When you're first seated, you'll be given a big bowl alongside teapots filled with hot water or tea. These are given to you for rinsing your utensils, not for drinking! Give your chopsticks, teacups, bowls, and plates a quick rinse to ensure they're clean. The cleanliness of restaurants has definitely improved, so while this habit isn’t necessarily done for sanitary reasons anymore, it’s still considered good manners, and usually a task done by the children of a family or employees for their boss.

Advertising
Raising your hand to order
Time Out Hong Kong

Raising your hand to order

While maybe considered a little rude in other parts of the world, it’s perfectly normal to wave or raise your hand in Hong Kong to get the attention of your servers. When at yum cha, there will usually be a sheet of paper with food items and tick boxes, write the number of servings you want in the box, and hand the sheet to the server when you’re ready. At Cantonese restaurants, if you’re ever lost, pointing always does the trick!

Mind your tea manners
Time Out Hong Kong

Mind your tea manners

Whoever has the least seniority at the table usually pours the tea, and serves everyone else’s cup before their own, even if other people’s cups are still full. When the pot is empty, take off the lid and rest it on the handle, this signals the server that you need a refill. When getting poured tea, tap the table with three fingers, which is a non-verbal way of thanking someone at the Hong Kong dining table.

Advertising
Watch your chopsticks
Time Out Hong Kong

Watch your chopsticks

There are usually more chopsticks than knives and forks at Cantonese restaurants, so get familiar with the rules. There are two main things you don't do with your chopsticks here: don't point with them and don't stick them upright in a bowl of rice. The latter resembles something done with incense sticks when paying respect to the dead. Also, you'll usually get communal chopsticks that should be used when bringing food from the serving dish to your own bowl – so don't use the ones that you've had in your mouth!

The art of lazy Susans
Time Out Hong Kong

The art of lazy Susans

These circular turntables are commonplace on any banquet-style table as a means of seamlessly transporting food between members of a dining party. The most important rule here is to always check if anyone is taking food from a dish before you try to spin it around to yourself.
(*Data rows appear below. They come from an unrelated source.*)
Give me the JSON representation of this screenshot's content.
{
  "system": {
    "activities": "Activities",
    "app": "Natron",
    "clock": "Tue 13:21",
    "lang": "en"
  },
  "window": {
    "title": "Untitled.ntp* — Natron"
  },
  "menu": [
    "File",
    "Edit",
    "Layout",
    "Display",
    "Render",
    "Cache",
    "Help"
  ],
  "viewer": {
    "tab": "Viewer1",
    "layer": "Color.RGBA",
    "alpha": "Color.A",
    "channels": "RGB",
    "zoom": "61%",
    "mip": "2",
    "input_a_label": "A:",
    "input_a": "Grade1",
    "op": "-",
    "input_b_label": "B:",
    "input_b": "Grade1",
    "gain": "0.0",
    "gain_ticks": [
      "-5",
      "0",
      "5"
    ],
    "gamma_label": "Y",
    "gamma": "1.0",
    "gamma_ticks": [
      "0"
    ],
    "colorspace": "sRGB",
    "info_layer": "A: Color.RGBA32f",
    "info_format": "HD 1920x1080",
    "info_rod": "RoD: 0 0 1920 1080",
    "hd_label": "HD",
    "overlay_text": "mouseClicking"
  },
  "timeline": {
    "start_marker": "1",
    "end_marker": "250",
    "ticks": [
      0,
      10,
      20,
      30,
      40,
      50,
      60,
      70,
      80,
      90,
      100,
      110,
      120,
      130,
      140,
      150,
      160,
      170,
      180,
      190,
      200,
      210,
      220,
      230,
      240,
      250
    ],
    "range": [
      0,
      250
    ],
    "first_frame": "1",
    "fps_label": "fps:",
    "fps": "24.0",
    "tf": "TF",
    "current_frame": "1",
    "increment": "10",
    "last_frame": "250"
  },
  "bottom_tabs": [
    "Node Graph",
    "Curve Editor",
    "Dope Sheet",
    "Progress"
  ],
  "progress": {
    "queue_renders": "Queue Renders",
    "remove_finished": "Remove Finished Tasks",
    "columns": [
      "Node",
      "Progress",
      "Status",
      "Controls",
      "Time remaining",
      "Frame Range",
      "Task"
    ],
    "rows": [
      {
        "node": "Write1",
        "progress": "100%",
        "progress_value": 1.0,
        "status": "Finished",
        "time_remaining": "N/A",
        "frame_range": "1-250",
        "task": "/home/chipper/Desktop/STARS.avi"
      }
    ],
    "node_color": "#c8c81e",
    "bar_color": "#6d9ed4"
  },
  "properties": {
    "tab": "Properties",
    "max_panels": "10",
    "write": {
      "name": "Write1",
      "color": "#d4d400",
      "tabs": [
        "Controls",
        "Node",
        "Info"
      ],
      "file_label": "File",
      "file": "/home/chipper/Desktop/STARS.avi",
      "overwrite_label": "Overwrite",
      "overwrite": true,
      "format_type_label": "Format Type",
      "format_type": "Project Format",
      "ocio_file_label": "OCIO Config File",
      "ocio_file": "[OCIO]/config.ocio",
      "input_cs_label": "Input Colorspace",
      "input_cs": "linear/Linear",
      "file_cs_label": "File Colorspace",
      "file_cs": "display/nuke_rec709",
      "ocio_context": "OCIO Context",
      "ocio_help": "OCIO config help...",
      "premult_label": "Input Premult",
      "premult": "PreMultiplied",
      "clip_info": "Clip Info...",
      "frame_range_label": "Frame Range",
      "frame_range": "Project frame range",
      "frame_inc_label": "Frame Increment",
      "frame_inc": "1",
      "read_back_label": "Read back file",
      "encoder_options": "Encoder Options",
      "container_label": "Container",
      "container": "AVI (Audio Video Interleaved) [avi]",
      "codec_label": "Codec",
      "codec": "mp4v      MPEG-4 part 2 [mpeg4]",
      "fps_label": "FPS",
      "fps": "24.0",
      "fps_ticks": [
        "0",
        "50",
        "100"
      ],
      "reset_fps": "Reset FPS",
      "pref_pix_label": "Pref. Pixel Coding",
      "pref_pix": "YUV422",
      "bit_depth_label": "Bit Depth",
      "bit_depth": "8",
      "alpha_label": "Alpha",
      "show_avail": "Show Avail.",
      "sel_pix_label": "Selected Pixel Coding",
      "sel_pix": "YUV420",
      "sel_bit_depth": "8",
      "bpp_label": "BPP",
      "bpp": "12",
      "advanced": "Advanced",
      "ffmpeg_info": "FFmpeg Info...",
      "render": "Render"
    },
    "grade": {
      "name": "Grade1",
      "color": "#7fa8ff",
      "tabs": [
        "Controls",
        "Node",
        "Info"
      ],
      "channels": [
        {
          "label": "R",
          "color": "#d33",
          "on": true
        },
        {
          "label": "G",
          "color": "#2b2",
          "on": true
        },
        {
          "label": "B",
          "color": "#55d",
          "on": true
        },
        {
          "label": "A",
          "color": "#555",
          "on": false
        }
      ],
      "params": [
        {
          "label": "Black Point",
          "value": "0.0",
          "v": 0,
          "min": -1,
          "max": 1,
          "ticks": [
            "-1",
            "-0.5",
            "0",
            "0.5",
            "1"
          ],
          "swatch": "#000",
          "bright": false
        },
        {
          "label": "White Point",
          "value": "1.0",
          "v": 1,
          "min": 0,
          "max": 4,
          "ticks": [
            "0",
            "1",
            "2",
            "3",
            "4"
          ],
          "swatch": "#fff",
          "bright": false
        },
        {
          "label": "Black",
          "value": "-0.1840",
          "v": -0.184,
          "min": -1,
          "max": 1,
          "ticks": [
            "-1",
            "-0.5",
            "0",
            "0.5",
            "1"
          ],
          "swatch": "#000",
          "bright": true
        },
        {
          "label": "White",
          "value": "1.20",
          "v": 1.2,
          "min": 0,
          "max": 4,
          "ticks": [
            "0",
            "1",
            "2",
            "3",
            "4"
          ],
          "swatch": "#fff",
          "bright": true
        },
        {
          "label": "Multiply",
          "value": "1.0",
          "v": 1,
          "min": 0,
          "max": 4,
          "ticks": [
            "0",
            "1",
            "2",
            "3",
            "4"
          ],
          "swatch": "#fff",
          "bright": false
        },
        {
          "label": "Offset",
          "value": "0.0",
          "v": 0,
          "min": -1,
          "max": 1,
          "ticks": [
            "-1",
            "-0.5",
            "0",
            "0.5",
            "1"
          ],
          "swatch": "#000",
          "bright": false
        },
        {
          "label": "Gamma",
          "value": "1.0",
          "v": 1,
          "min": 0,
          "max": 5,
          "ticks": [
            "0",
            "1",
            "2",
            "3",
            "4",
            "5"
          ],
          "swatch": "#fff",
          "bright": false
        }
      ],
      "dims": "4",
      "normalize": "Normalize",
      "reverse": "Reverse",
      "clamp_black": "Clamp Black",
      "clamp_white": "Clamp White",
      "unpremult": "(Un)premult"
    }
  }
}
When it’s your turn to spin, always spin it clockwise, and try to keep the serving dish on the lazy Susan when bringing food to your own bowl, even if that means moving your bowl closer.

Advertising
Paying the bill
Time Out Hong Kong

Paying the bill

Keeping in line with Chinese traditions of seniority and hierarchy, whoever organised or hosted the dinner usually pays. However, this doesn’t mean you shouldn’t try to pay, or at least debate with the host how to split the bill.

Cha chaan tengs

Know what you want
Time Out Hong Kong

Know what you want

Hong Kong has a transactional culture, and as such, when you set foot in a cha chaan teng during busy hours, you’ll be expected to pretty much already know what you want. Getting your order away quick means turning tables for the restaurant, so definitely don’t take it personally when waiters rush you along!

Sitting with strangers
Time Out Hong Kong

Sitting with strangers

During busy hours, seats will be scarce at your local eatery. As such, staff will try to fit your party on any table that has space, even if that means putting you on an already occupied table with strangers.

Advertising
Paying at the counter
Time Out Hong Kong

Paying at the counter

When taking your order, waiters will write shorthand on a piece of paper, and promptly slide it between the glass atop your table and the table below. When you’re done, simply take the note paper - likely stained with oil or tea by now - and take it to the cashier by the front to pay. Try to have as accurate an amount of change as you can, the staff will appreciate you for it.

Be nice
Time Out Hong Kong

Be nice

Cha chaan teng’s might be notorious for having bad service, but in truth, the staff work extremely long hours, and are stretched thin during peak times. Being as nice as you can with them will go a long way and if you wander in during a quieter time, you’ll find many of them are up for a chat!

Recommended
    You may also like
      Advertising